Richard Malone: It resonates with so many people. It’s a real issue now. This isn’t just about a niche group of people. This isn’t just about me, or just  the case for Ireland post-recession. How can all working class kids get to third level [higher education]? I definitely couldn’t now. It needs to be addressed. I teach on a course for underpriviliged kids and I am so worried that they won’t get to school. The great thing that Saint Martins had, was that everyone from all backgrounds was accepted. You get this incredible mix of backgrounds, of people. But since the fees went up, I really noticed the change. It became a lot of runway Prada and Céline handbags. We will lose diversity in the industry if we don’t address the problem.

You recieved a great help by being awarded the prestigious LVMH Grand Prix scholarship. How did you find out you had won it?

Richard Malone: I was sat in my flat cutting out a pattern in my pants. I got an email through and nearly collapsed. I really didn’t expect it, as the interview was the evening before. It made such a huge difference to me. I'm used to having to work at least 2 jobs to pay for everything, I didn’t get a student loan because I’m Irish so I had to take out a real bank loan that needs paying ASAP. It was the first time I could ever focus on my work completely and I fucking loved it. I’m only the second person in my whole family to get to third level so it meant a lot. To celebrate immediately I bought a big cake and some cans.

“You get this incredible mix of backgrounds, of people [at CSM]. But since the fees went up, I really noticed the change. It became a lot of runway Prada and Céline handbags. We will lose diversity in the industry if we don’t address the problem” – Richard Malone

Your graduate collection opened the years BA Fashion press show and was concurrently awarded the Deutsche Bank Award for Fashion.

Richard Malone: That was a big shock. It’s really an honour to open the show. I didn’t expect it at all, especially because it was kind of taking the piss. Twelve dead pan serious girls in twisted uniforms and full skirts, with spray painted sorting hats and shiny white joke shop boots, stomping out to a radio 4 version of “Fancy”, complete with introduction. It was a very enjoyable moment. Then I found out that I won the “Deutsche Bank Award” for Fashion and I nearly died. It’s an amazing support and it really builds your confidence, when someone believes in you like that. Also, Christopher Kane previously won it when he graduated, so it felt unreal for me to win it! But I don’t think that any of the awards I’ve won have changed the way I approach my work. My approach is the reason that I won them.

You used up-cycled fabrics and make a point about responsibly sourcing everything that you possibly can; this is obviously something close to your heart?

Richard Malone: I worked in Paris for a year at Louis Vuitton and whilst working in Paris was a brilliant learning experience, you see a lot of waste. A lot of places make insanely wasteful ready-to-wear collections for the purpose of selling fucking perfume and it pisses me off. A bit of intellect and consideration is needed when you’re producing and I think we really need to see a lot more transparency at these companies, and a lot more responsibility.
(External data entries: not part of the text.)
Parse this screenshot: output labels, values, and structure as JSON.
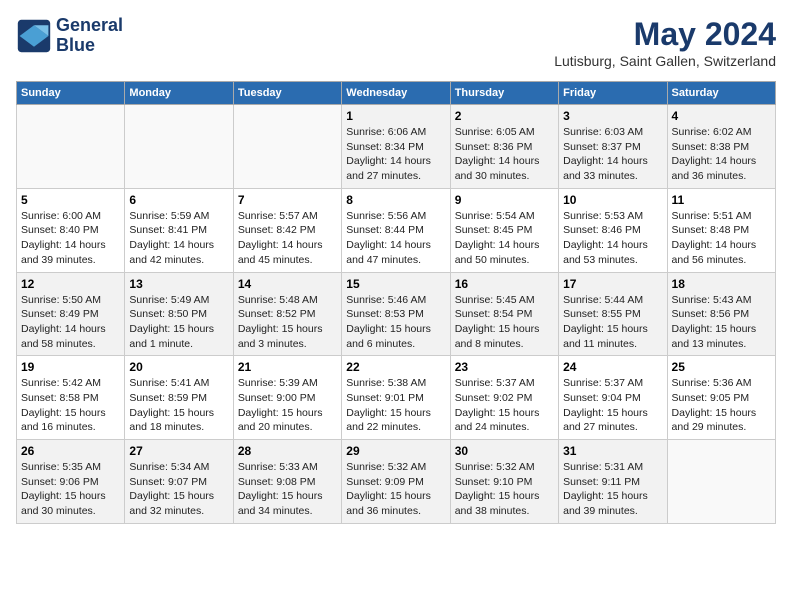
{
  "header": {
    "logo_line1": "General",
    "logo_line2": "Blue",
    "title": "May 2024",
    "subtitle": "Lutisburg, Saint Gallen, Switzerland"
  },
  "days_of_week": [
    "Sunday",
    "Monday",
    "Tuesday",
    "Wednesday",
    "Thursday",
    "Friday",
    "Saturday"
  ],
  "weeks": [
    [
      {
        "day": "",
        "info": ""
      },
      {
        "day": "",
        "info": ""
      },
      {
        "day": "",
        "info": ""
      },
      {
        "day": "1",
        "info": "Sunrise: 6:06 AM\nSunset: 8:34 PM\nDaylight: 14 hours\nand 27 minutes."
      },
      {
        "day": "2",
        "info": "Sunrise: 6:05 AM\nSunset: 8:36 PM\nDaylight: 14 hours\nand 30 minutes."
      },
      {
        "day": "3",
        "info": "Sunrise: 6:03 AM\nSunset: 8:37 PM\nDaylight: 14 hours\nand 33 minutes."
      },
      {
        "day": "4",
        "info": "Sunrise: 6:02 AM\nSunset: 8:38 PM\nDaylight: 14 hours\nand 36 minutes."
      }
    ],
    [
      {
        "day": "5",
        "info": "Sunrise: 6:00 AM\nSunset: 8:40 PM\nDaylight: 14 hours\nand 39 minutes."
      },
      {
        "day": "6",
        "info": "Sunrise: 5:59 AM\nSunset: 8:41 PM\nDaylight: 14 hours\nand 42 minutes."
      },
      {
        "day": "7",
        "info": "Sunrise: 5:57 AM\nSunset: 8:42 PM\nDaylight: 14 hours\nand 45 minutes."
      },
      {
        "day": "8",
        "info": "Sunrise: 5:56 AM\nSunset: 8:44 PM\nDaylight: 14 hours\nand 47 minutes."
      },
      {
        "day": "9",
        "info": "Sunrise: 5:54 AM\nSunset: 8:45 PM\nDaylight: 14 hours\nand 50 minutes."
      },
      {
        "day": "10",
        "info": "Sunrise: 5:53 AM\nSunset: 8:46 PM\nDaylight: 14 hours\nand 53 minutes."
      },
      {
        "day": "11",
        "info": "Sunrise: 5:51 AM\nSunset: 8:48 PM\nDaylight: 14 hours\nand 56 minutes."
      }
    ],
    [
      {
        "day": "12",
        "info": "Sunrise: 5:50 AM\nSunset: 8:49 PM\nDaylight: 14 hours\nand 58 minutes."
      },
      {
        "day": "13",
        "info": "Sunrise: 5:49 AM\nSunset: 8:50 PM\nDaylight: 15 hours\nand 1 minute."
      },
      {
        "day": "14",
        "info": "Sunrise: 5:48 AM\nSunset: 8:52 PM\nDaylight: 15 hours\nand 3 minutes."
      },
      {
        "day": "15",
        "info": "Sunrise: 5:46 AM\nSunset: 8:53 PM\nDaylight: 15 hours\nand 6 minutes."
      },
      {
        "day": "16",
        "info": "Sunrise: 5:45 AM\nSunset: 8:54 PM\nDaylight: 15 hours\nand 8 minutes."
      },
      {
        "day": "17",
        "info": "Sunrise: 5:44 AM\nSunset: 8:55 PM\nDaylight: 15 hours\nand 11 minutes."
      },
      {
        "day": "18",
        "info": "Sunrise: 5:43 AM\nSunset: 8:56 PM\nDaylight: 15 hours\nand 13 minutes."
      }
    ],
    [
      {
        "day": "19",
        "info": "Sunrise: 5:42 AM\nSunset: 8:58 PM\nDaylight: 15 hours\nand 16 minutes."
      },
      {
        "day": "20",
        "info": "Sunrise: 5:41 AM\nSunset: 8:59 PM\nDaylight: 15 hours\nand 18 minutes."
      },
      {
        "day": "21",
        "info": "Sunrise: 5:39 AM\nSunset: 9:00 PM\nDaylight: 15 hours\nand 20 minutes."
      },
      {
        "day": "22",
        "info": "Sunrise: 5:38 AM\nSunset: 9:01 PM\nDaylight: 15 hours\nand 22 minutes."
      },
      {
        "day": "23",
        "info": "Sunrise: 5:37 AM\nSunset: 9:02 PM\nDaylight: 15 hours\nand 24 minutes."
      },
      {
        "day": "24",
        "info": "Sunrise: 5:37 AM\nSunset: 9:04 PM\nDaylight: 15 hours\nand 27 minutes."
      },
      {
        "day": "25",
        "info": "Sunrise: 5:36 AM\nSunset: 9:05 PM\nDaylight: 15 hours\nand 29 minutes."
      }
    ],
    [
      {
        "day": "26",
        "info": "Sunrise: 5:35 AM\nSunset: 9:06 PM\nDaylight: 15 hours\nand 30 minutes."
      },
      {
        "day": "27",
        "info": "Sunrise: 5:34 AM\nSunset: 9:07 PM\nDaylight: 15 hours\nand 32 minutes."
      },
      {
        "day": "28",
        "info": "Sunrise: 5:33 AM\nSunset: 9:08 PM\nDaylight: 15 hours\nand 34 minutes."
      },
      {
        "day": "29",
        "info": "Sunrise: 5:32 AM\nSunset: 9:09 PM\nDaylight: 15 hours\nand 36 minutes."
      },
      {
        "day": "30",
        "info": "Sunrise: 5:32 AM\nSunset: 9:10 PM\nDaylight: 15 hours\nand 38 minutes."
      },
      {
        "day": "31",
        "info": "Sunrise: 5:31 AM\nSunset: 9:11 PM\nDaylight: 15 hours\nand 39 minutes."
      },
      {
        "day": "",
        "info": ""
      }
    ]
  ]
}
Vuitton are excellent at sponsoring people and utilising their waste fabrics, encouraging and sponsoring students and artists for projects, but others are not.

Your graduate collection was heralded for its exaggerated proportions. Will this be a signature of yours? 

Richard Malone: I think the minimal thing wore a bit thin. I mean, for me, cutting makes the garment. That is your job as a designer – a great cut and an impeccable finish. I feel like if it isn't that, then its just basic and ill-considered, and why pay a premium for that? The challenge is in balancing amazing creative cutting with amazing finish, Junya Watanabe is a great example. It should be special, and I feel like whatever it is I do, you shouldn't be able to get from any other designer and you certainly shouldn't be able to get it from Oxfam. 

You draped, cut, sewed, embroidered and finished everything yourself – are you a control freak?

Richard Malone: I am a control freak, entirely. I will always have to see everything and how it’s finished. I have to do everything. I am a control freak because it’s my name on the label.